    I think (or perhaps it is just a hope) that we should (out loud) expect our bishops, priests, clerics, and lay leaders to exercise proper attention and intentionality when selecting and training candidates for every ministry; and that when they don’t (or we still get bad apples), that we help diagnose the problem. The way to build muscles is to challenge them.

    FWIW, I think this forum is doing this right now – and I think it is very healthy! I am just arguing that we avoid suggesting more rules and suggest indicators and tools that will help our leaders exercise their charisma/discernment.

    As a sort of random comment – what do y’all think of the use of personality/psychological evaluations as part of the process (for both lay leaders and clerics); not as a way to select (although really abnormal findings could be looked into), but as a way to aid in the conversation/process?

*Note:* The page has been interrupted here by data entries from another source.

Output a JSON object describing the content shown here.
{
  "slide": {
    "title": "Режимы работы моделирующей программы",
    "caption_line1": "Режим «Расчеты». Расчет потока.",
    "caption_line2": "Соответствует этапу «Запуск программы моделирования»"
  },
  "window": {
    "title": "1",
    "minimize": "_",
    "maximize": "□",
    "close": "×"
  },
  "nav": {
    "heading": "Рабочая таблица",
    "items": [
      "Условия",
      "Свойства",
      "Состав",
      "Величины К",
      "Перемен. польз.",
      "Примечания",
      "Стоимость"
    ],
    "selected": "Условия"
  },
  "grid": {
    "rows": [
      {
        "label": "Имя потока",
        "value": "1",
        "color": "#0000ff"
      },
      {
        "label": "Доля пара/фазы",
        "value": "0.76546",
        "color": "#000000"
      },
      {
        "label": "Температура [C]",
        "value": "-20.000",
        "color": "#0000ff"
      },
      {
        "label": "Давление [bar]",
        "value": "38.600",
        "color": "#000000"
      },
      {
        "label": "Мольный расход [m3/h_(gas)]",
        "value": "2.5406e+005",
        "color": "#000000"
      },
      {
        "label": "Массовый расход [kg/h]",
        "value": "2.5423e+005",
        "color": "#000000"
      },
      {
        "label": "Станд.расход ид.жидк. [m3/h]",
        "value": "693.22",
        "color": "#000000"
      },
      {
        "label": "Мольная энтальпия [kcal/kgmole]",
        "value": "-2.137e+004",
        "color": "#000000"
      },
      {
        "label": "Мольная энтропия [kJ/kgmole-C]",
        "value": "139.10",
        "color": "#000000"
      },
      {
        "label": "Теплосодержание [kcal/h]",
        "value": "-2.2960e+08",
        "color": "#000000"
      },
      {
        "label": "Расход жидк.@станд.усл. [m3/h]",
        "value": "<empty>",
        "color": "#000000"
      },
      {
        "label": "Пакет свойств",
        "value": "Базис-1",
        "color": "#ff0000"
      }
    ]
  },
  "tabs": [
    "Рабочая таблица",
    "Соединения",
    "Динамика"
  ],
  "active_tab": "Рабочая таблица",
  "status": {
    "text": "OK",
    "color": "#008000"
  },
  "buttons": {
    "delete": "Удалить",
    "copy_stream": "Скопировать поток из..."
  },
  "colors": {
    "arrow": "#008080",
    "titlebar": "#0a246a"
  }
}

  9. Fr Basil Biberdorf:

    Fr. Oliver, I won’t comment at length in favor of putting an extended reflection up as its own article. Briefly, though, I’ll say that there’s a lot of second-guessing of the priests’ judgment going on. (Yes, we know why, but some thinking about the value of imputing bad behaviors to parish clergy universally is called for, I believe.)

    Secondly, there are too many parishes where the councils just don’t function responsibly. In some cases, council positions are seen as honors bestowed rather than positions of responsibility and accountability. In others, the council views itself as a restraint on the priest’s proper authority (as in a checks and balances system) rather than as a consultative, deliberative body with a real ministerial role. These situations are a tightrope for the priest. Yes, he needs to lead, sometimes very, very gently, and other times boldly. Diocesan authorities too often decline to support priests taking the difficult, but necessary, path.

  10. Mark C. Phinney:

    1. Do the Biblical requirements for a presbyter apply to members of the parish council? I pray that they don’t. Both my wife and I are in our second marriage. My first wife walked out on me two-and-a-half years into that marriage; I was willing to attempt a reconciliation up to the time I became engaged to my current wife. Since my divorce, I have served on two parish councils, each for 4 years continuously, the maximum number of consecutive years allowed by the by-laws of each parish. (I had served on the parish council in a third parish for four years before becoming Orthodox.)

    My current wife divorced her first husband because she was afraid the behavioral changes in first husband threatened her physical safety and that of her then 5-year old son. She is serving her fourth year on the parish council, the second as Vice-President; her service will end in January, 2011.

    2. Why would anyone in their right mind nominate or vote for a parish council candidate with a reputation for violence?? Unless the parish priest is willing to publicly vouch for the repentance of the questionable candidate or the candidate’s behavior indicates at least 2-3 years of repentance, no one should support the nomination or election of the candidate.

    3. Why would anyone in their right mind nominate or vote for a parish council candidate with a reputation for substance abuse? As above, unless the parish priest is willing to publicly vouch for the repentance of the candidate or the candidate is known to be actively involved in a recovery program for at least 2-3 years, no one should support the nomination or election of the candidate.

    4. What sort of ministry is service on a parish council? Is it comparable to service as a priest or deacon? What of service as a member of the choir or a church school teacher?

    5. If one of the responsibilities of the parish leadership, both clergy and laity, is to develop future leaders, how is that done? How are candidates selected? If self-selection is allowed? How are they formed?